My next question was whether \\(g\\) induced a monoidal preorder on the groceries anyway. It does, essentially because the bag charges cancel out. Here is the math: Suppose that \\[(a,b) \leq (c,d) \text{ and }(a',b') \leq (c',d')\\] Therefore \\[g(a,b) \leq g(c,d) \text{ and }g(a',b') \leq g(c',d')\\]

\\[ \implies a+ 2b + 0.10 \leq c + 2d + 0.10 \text{ and }a' + 2b' + 0.10 \leq c' + 2d' + 0.10\\]

\\[ \implies a+ 2b \leq c + 2d \text{ and }a' + 2b' \leq c' + 2d'\\]

\\[ \implies (a + a') + 2(b + b') \leq (c + c') + 2(d + d') \\]

\\[ \implies (a + a') + 2(b + b') + 0.10 \leq (c + c') + 2(d + d') + 0.10 \\]

\\[ \implies g((a,b) \otimes (a', b')) \leq g((c,d) \otimes (c',d')) \\]

\\[ \implies (a,b) \otimes (a', b') \leq (c,d) \otimes (c',d') \\]

This lead me to a new claim...

**New Claim** If \\( f(x) \otimes_Y f(x') \geq f( x \otimes_X x')\\) then the relation \\(\leq_X\\) induced by \\(f\\) makes \\( (X, \otimes_X, 1_X, \leq_X) \\) a monoidal preorder.

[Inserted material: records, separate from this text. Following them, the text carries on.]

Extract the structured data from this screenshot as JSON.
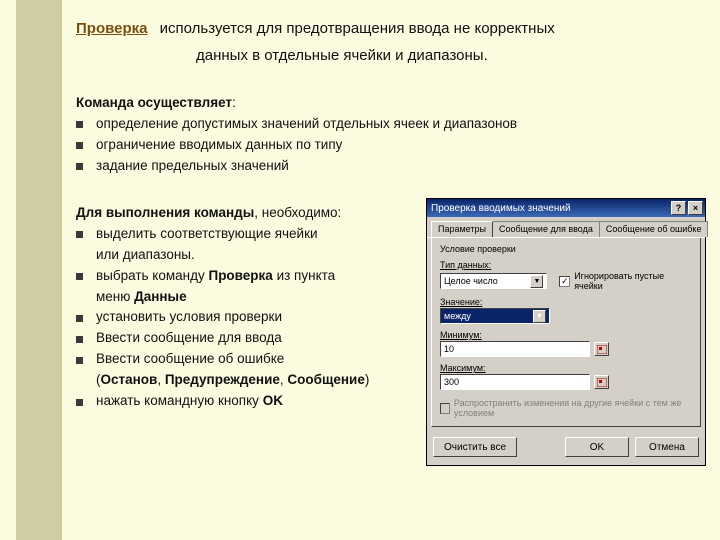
{
  "title": {
    "link": "Проверка",
    "line1_rest": "используется для предотвращения ввода не корректных",
    "line2": "данных в отдельные ячейки и диапазоны."
  },
  "section1": {
    "heading_bold": "Команда осуществляет",
    "heading_tail": ":",
    "items": [
      "определение допустимых значений отдельных ячеек и  диапазонов",
      "ограничение вводимых данных по типу",
      "задание предельных значений"
    ]
  },
  "section2": {
    "heading_bold": "Для выполнения команды",
    "heading_tail": ", необходимо:",
    "items": [
      {
        "text": "выделить соответствующие ячейки",
        "extra": "или диапазоны."
      },
      {
        "prefix": "выбрать команду ",
        "bold1": "Проверка",
        "mid": " из пункта",
        "extra_prefix": "меню ",
        "extra_bold": "Данные"
      },
      {
        "text": "установить условия проверки"
      },
      {
        "text": "Ввести сообщение для ввода"
      },
      {
        "text": "Ввести сообщение об ошибке",
        "extra_paren": true,
        "p1": "Останов",
        "pc1": ", ",
        "p2": "Предупреждение",
        "pc2": ", ",
        "p3": "Сообщение"
      },
      {
        "prefix": "нажать командную кнопку ",
        "bold1": "OK"
      }
    ]
  },
  "dialog": {
    "title": "Проверка вводимых значений",
    "tabs": [
      "Параметры",
      "Сообщение для ввода",
      "Сообщение об ошибке"
    ],
    "group_label": "Условие проверки",
    "type_label": "Тип данных:",
    "type_value": "Целое число",
    "ignore_empty": "Игнорировать пустые ячейки",
    "value_label": "Значение:",
    "value_value": "между",
    "min_label": "Минимум:",
    "min_value": "10",
    "max_label": "Максимум:",
    "max_value": "300",
    "spread_label": "Распространить изменения на другие ячейки с тем же условием",
    "clear_btn": "Очистить все",
    "ok_btn": "OK",
    "cancel_btn": "Отмена"
  }
}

But I have yet to prove it! I'm also wondering about Marius's suggestion that \\( f\\) should satisfy

> \\(1_Y\leq_Y f(1_X)\\)

This is true in both my examples, since buying zero items costs more than or equal to \$0.

Phew that was a lot! Interested to hear what others think!